(Beginning of SUPPLIED MATERIAL)

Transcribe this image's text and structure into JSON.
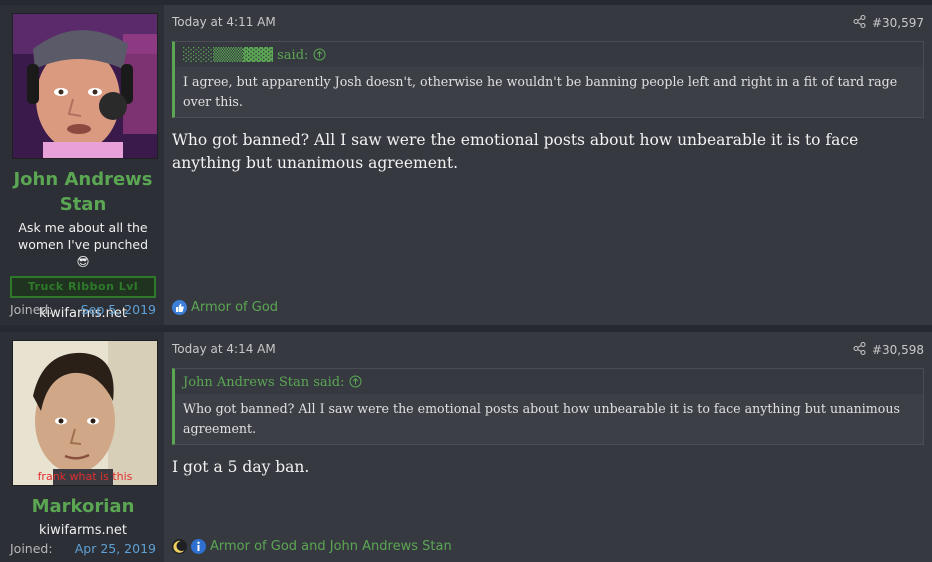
{
  "posts": [
    {
      "username": "John Andrews Stan",
      "user_title": "Ask me about all the women I've punched 😎",
      "banner": "Truck Ribbon Lvl",
      "site": "kiwifarms.net",
      "joined_label": "Joined:",
      "joined_date": "Sep 5, 2019",
      "timestamp": "Today at 4:11 AM",
      "post_number": "#30,597",
      "quote_author": "░░░▒▒▒▓▓▓ said:",
      "quote_text": "I agree, but apparently Josh doesn't, otherwise he wouldn't be banning people left and right in a fit of tard rage over this.",
      "body": "Who got banned? All I saw were the emotional posts about how unbearable it is to face anything but unanimous agreement.",
      "reactions": "Armor of God"
    },
    {
      "username": "Markorian",
      "avatar_caption": "frank what is this",
      "site": "kiwifarms.net",
      "joined_label": "Joined:",
      "joined_date": "Apr 25, 2019",
      "timestamp": "Today at 4:14 AM",
      "post_number": "#30,598",
      "quote_author": "John Andrews Stan said:",
      "quote_text": "Who got banned? All I saw were the emotional posts about how unbearable it is to face anything but unanimous agreement.",
      "body": "I got a 5 day ban.",
      "reactions": "Armor of God and John Andrews Stan"
    }
  ],
  "icons": {
    "share": "share-icon",
    "quote_arrow": "arrow-up-circle-icon",
    "like": "thumbs-up-icon"
  },
  "colors": {
    "accent_green": "#5ba653",
    "link_blue": "#5fa0d6",
    "post_bg": "#363940",
    "sidebar_bg": "#2c2f35"
  }
}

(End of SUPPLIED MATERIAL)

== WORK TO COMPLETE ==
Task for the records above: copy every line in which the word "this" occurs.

== ANSWER SECTION ==
Transcribe this image's text and structure into JSON.
      "quote_text": "I agree, but apparently Josh doesn't, otherwise he wouldn't be banning people left and right in a fit of tard rage over this.",
      "avatar_caption": "frank what is this",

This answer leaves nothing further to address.